As you conduct market research with your company’s capabilities, needs and budget in mind, there are a wealth of resources of which you should take advantage. By attending sector conferences and industry networking events, you can meet software vendors in-person, allowing you to network and ask questions. Additionally, you should utilize LinkedIn and TrustRadius to stay up to date with the latest tools and advancements. These two platforms can also help you gauge the sentiment of those who use the tools — third-party validation is invaluable. 

Once you have tools that you and your team are interested in, you should first seek out free demos to avoid spending money on a tool that doesn’t support your needs — especially as many require a multi-year agreement. As you test the waters, bring in your team to assess performance and ease of use. 

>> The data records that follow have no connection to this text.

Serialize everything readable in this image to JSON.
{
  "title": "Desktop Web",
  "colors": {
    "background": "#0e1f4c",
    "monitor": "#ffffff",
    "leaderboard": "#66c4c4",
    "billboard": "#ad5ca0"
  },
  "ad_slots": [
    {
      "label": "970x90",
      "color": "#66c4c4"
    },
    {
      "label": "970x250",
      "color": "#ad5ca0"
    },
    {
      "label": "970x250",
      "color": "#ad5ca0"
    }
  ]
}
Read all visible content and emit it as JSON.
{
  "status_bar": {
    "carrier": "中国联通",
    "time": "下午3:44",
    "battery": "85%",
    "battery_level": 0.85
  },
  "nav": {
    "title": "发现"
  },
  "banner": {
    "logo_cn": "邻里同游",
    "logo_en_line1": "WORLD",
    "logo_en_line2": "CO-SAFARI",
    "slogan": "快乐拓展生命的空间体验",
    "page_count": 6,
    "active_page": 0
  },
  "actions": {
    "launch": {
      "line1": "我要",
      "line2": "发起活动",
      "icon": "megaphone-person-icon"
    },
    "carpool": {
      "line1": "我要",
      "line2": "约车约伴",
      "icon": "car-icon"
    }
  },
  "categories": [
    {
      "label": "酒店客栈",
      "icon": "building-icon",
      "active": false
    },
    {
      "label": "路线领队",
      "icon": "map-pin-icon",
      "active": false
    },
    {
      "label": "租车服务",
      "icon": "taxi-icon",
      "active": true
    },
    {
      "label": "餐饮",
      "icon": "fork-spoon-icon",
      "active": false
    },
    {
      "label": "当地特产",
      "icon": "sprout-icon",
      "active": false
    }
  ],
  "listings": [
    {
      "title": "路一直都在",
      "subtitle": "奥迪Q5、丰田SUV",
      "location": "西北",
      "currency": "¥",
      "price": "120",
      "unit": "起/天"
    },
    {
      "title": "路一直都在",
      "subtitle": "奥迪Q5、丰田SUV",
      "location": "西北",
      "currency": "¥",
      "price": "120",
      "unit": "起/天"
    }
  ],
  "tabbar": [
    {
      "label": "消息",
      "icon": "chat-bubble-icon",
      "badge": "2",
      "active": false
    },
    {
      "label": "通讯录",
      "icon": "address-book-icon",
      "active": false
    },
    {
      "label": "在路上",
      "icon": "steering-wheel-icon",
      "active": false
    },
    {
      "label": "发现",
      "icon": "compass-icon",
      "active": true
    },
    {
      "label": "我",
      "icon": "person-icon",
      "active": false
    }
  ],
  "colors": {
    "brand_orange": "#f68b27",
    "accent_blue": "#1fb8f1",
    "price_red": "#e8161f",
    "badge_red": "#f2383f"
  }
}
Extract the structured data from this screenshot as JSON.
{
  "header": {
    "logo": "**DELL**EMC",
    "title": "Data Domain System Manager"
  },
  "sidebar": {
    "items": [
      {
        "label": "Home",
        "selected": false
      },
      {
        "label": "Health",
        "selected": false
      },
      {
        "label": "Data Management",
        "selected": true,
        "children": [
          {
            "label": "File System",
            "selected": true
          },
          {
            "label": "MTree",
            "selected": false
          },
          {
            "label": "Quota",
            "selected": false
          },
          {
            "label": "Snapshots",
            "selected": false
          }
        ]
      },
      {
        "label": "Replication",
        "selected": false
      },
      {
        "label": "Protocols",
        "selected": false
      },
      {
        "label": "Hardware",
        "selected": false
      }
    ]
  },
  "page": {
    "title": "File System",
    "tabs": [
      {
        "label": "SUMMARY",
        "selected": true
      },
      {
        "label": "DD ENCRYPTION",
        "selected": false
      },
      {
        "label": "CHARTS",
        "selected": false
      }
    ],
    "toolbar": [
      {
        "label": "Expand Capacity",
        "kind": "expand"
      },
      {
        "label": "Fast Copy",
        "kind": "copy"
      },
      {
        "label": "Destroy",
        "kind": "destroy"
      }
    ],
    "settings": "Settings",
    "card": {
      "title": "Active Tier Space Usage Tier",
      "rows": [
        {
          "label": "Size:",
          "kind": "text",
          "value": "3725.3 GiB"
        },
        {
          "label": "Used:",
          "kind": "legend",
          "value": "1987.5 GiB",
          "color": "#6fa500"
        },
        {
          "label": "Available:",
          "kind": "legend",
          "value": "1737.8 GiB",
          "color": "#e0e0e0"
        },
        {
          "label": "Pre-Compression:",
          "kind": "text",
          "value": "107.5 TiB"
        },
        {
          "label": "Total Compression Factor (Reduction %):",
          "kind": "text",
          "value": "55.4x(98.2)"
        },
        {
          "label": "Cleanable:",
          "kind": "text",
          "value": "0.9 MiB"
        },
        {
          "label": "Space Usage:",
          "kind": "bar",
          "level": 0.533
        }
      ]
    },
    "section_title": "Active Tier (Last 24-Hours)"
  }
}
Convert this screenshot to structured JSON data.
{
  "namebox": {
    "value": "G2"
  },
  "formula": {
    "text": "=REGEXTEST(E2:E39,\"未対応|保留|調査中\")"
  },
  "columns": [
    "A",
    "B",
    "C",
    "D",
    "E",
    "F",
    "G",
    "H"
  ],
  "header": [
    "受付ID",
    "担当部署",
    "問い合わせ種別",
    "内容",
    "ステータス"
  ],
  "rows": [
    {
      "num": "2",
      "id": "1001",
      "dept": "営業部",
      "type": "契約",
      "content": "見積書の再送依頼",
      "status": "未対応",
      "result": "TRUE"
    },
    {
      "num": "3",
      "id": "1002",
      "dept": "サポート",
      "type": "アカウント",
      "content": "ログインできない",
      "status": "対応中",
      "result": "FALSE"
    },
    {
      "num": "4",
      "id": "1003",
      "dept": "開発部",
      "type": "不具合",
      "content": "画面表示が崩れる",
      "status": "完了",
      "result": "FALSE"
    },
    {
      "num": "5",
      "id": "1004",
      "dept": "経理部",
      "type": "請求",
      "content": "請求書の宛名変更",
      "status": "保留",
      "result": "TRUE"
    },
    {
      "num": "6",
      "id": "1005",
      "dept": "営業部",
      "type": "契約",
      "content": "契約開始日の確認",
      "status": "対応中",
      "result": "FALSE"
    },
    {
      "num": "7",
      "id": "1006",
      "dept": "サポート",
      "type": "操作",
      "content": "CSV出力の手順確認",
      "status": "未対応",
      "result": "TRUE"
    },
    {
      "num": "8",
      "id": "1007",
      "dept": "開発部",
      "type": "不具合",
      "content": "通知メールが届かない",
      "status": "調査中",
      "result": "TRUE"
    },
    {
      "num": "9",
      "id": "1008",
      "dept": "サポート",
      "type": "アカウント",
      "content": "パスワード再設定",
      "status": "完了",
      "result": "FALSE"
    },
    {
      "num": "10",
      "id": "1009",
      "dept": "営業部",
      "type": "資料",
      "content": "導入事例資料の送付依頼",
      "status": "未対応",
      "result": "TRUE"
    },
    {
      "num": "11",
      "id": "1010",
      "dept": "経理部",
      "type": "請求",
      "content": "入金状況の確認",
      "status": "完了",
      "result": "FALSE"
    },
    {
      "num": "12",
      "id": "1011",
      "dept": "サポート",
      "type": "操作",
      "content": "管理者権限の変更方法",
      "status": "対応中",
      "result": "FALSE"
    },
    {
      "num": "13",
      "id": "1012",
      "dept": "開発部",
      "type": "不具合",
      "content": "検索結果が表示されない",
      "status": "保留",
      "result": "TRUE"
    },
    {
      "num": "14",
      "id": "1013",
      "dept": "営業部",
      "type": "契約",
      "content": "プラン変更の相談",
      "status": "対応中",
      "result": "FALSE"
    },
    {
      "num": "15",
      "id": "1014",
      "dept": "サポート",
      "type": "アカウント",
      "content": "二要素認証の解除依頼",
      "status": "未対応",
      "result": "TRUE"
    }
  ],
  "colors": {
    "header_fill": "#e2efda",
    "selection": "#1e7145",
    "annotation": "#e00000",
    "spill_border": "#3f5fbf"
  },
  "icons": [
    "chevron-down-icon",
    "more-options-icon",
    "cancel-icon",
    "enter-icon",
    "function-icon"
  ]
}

Before making any decisions, there are a few other important considerations to keep in mind.

From a cost perspective, it’s important to consider the long-term value of each tool; in some cases, it can make sense to spend more if it’s more likely to drive revenue or other efficiencies than one that is more cost-effective. And just as it’s beneficial to find the right balance of cost and value, the same goes for finding the right balance of security and flexibility. You’ll want tools that are safe, but not too restrictive. 

As your business advances, scalability is another factor to consider — will a platform be able to adopt new features as your needs change or handle increased usage as your team grows? On this end, the quality of vendor support is another key factor. Being able to receive timely technical and educational support from your vendor is an underrated advantage.

With your tools selected and your team aligned, your tech stack will begin to come together, setting your company up for long term success.

About the Author: Andrew Meranus is the EVP of Sales & Revenue at PRophet, the AI-driven DaaS platform that predicts media interest and story sentiment before sending a pitch. In this role, Andrew directs the overall growth, sales and revenue strategy for the company along with CEO & Founder Aaron Kwittken. Prior to joining PRophet, Andrew was SVP, North America at Piano Software, the leading digital experience cloud platform that allows customers to create customized digital experiences and build commercial relationships with end-users.

Andrew has extensive experience in partnerships, alliances and sales having held senior leadership roles at ScreamingMedia/Pinnacor, PR Newswire and Cision.  

Andrew resides in Montclair, NJ with his wife, two children, and a dog named Cody!

PRophet is the first-ever AI-driven platform, built by and for PR professionals, to use a proprietary combination of natural language processing and machine learning to predict media interest and story sentiment before you ever send a pitch.